Walmart’s only Princeton location will close on Aug. 21 due to financial constraints.
First-year international students “will not be able to enter the United States” if enrolled in entirely virtual course loads.
The cultural arts festival Communiversity 2020 has been cancelled, the Arts Council of Princeton announced earlier this week.
Princeton students frequent New York City as an urban escape. Whether through an internship on Wall Street or a musical on Broadway, the Big Apple holds strong ties to the Princeton experience.
One month ago, President Eisgruber ’83 circulated a message to the University community calling on all of us “reflect on our place in the world and challenge ourselves to identify additional steps we can take to fight racism.” Recognizing the massive, ongoing protests for racial justice in the US, the message firmly committed Princeton to our nation’s urgent, overdue reckoning with its racist history and “the ongoing reality of oppression and violence against Black Americans.”

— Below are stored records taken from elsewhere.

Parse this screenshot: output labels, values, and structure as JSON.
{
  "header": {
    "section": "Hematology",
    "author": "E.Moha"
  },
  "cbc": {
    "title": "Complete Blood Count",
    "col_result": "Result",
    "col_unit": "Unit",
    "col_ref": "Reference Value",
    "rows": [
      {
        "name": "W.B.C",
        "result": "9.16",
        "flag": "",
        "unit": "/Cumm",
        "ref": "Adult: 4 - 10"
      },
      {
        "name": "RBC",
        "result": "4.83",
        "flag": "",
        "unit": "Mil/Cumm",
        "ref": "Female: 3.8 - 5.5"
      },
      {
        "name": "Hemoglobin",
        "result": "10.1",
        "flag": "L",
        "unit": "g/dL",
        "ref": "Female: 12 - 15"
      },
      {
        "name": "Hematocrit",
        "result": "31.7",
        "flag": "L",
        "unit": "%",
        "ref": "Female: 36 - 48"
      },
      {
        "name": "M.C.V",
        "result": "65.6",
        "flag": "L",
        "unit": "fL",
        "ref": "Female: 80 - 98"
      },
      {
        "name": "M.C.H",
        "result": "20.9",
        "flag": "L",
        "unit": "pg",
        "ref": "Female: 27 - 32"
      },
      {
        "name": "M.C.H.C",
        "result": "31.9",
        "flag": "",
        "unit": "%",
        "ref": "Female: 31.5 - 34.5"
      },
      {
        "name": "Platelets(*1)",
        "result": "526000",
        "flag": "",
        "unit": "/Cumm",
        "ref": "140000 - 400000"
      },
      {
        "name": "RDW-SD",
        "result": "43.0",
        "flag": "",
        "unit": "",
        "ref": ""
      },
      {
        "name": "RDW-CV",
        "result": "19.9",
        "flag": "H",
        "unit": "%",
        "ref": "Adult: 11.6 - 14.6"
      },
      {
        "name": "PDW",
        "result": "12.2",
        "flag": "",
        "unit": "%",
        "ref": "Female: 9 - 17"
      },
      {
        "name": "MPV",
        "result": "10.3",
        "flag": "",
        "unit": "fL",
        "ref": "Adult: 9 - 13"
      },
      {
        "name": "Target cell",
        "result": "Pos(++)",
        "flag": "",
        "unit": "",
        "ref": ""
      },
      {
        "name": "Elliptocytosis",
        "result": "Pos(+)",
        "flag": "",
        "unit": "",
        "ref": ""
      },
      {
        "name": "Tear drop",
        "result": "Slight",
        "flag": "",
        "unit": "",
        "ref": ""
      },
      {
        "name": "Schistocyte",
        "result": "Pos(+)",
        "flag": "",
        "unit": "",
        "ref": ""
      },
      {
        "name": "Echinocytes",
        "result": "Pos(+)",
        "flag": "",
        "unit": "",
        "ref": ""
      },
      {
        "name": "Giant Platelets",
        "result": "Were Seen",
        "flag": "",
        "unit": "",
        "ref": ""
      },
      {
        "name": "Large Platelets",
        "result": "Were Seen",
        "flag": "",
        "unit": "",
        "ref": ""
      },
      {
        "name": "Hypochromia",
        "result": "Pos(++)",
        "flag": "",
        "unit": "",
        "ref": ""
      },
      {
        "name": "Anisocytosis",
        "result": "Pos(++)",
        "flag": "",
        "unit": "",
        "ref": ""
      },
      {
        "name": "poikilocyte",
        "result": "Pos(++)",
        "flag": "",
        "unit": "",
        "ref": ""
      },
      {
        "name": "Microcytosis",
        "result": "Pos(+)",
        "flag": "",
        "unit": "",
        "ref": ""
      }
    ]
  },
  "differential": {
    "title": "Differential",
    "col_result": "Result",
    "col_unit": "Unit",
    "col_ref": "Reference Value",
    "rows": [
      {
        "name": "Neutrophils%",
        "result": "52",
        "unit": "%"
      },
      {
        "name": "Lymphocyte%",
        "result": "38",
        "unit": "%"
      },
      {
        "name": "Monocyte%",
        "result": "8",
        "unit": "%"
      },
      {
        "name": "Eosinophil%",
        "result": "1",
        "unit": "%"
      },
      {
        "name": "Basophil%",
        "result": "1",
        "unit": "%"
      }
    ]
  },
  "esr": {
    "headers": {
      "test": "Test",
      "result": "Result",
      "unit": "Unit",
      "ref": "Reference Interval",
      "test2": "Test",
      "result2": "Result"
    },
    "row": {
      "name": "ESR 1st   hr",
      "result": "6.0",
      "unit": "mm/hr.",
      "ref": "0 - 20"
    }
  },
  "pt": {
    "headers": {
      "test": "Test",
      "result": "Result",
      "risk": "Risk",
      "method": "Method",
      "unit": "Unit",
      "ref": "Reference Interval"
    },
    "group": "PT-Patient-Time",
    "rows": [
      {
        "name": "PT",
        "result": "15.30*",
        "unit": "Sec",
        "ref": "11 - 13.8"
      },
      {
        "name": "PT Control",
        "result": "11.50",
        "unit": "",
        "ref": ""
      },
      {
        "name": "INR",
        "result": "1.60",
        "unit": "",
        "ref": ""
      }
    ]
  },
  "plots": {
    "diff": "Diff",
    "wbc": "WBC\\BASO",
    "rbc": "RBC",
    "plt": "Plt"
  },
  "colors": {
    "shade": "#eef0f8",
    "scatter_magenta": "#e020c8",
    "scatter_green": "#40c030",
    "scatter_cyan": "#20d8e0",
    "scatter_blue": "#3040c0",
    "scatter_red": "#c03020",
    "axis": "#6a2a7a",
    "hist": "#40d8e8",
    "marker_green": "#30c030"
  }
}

What’s been happening on campus during the summer of COVID-19? The short answer is: nothing much.
One of the things that stood out to me about Princeton two years ago, besides the name, the endowment, and the generous financial aid, was learning our informal motto: “In the Nation’s Service and the Service of Humanity.” As one of the typical “I want to save the world” type kids, I was excited to engage in meaningful work with the support of the institution and likeminded peers. Throughout my first two years at Princeton, though, I have been sorely disappointed by lackluster student civic engagement — and resistance from the University itself.

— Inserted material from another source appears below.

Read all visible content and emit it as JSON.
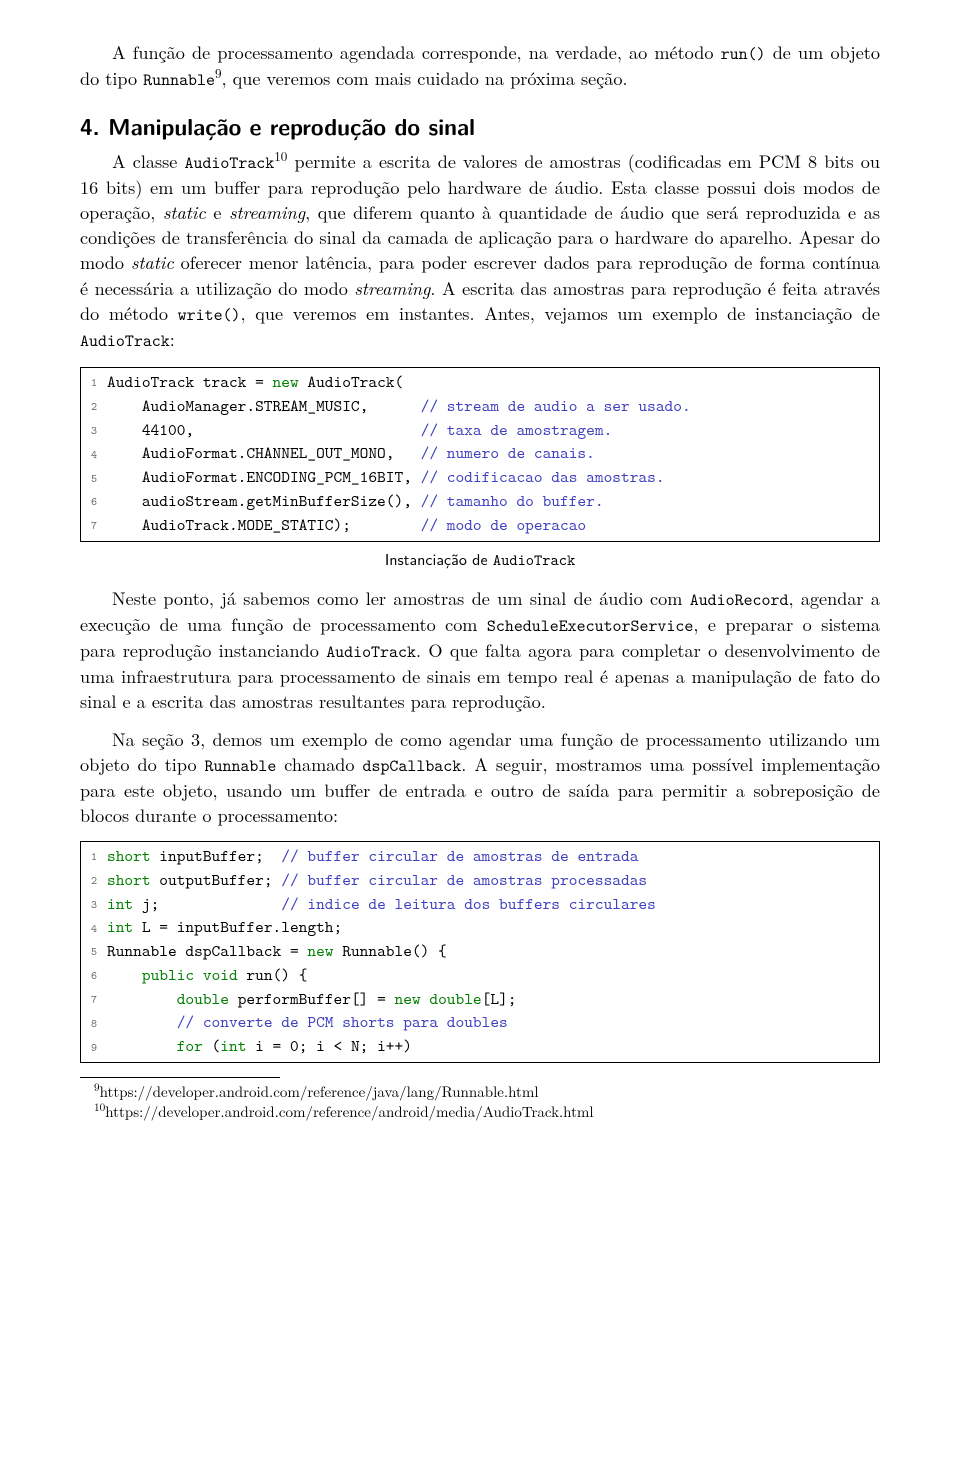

Students will be able to take certain classes asynchronously and during previously unavailable time slots this fall, according to the Office of the Registrar’s republished course offerings. Caps on class sizes, as well as the number of classes undergraduates can take, have decreased.
Despite disappointing news about the cancellation of athletic competition this fall and winter, Princeton’s student-athletes can breathe a sigh of relief about the future of the school’s athletic program. Princeton Athletics confirmed to the Daily Princetonian that there are no plans to eliminate any varsity team, even as the University grapples with the effects of COVID-19 and as other Ivy League institutions announce cuts to their varsity rosters.
The heat of August finally subsided, replaced by whisperings of the deliciously brisk autumn to come. It was a cool evening as my mom and I strolled around campus, and I took in the Gothic architecture of the University with fresh eyes. I couldn’t contain my excitement when I found the plaque for “CAMPBELL HALL 4,” my new residence for the upcoming year. No longer was I just a townie, or an onlooker who lived nearby — I was about to be a student! I was about to be part of the Princeton experience.
On Monday, July 6, the undergraduate student population received news from President Chris Eisgruber that we would not be allowed back on campus for at least half of the coming year and that instruction will likely be mostly virtual.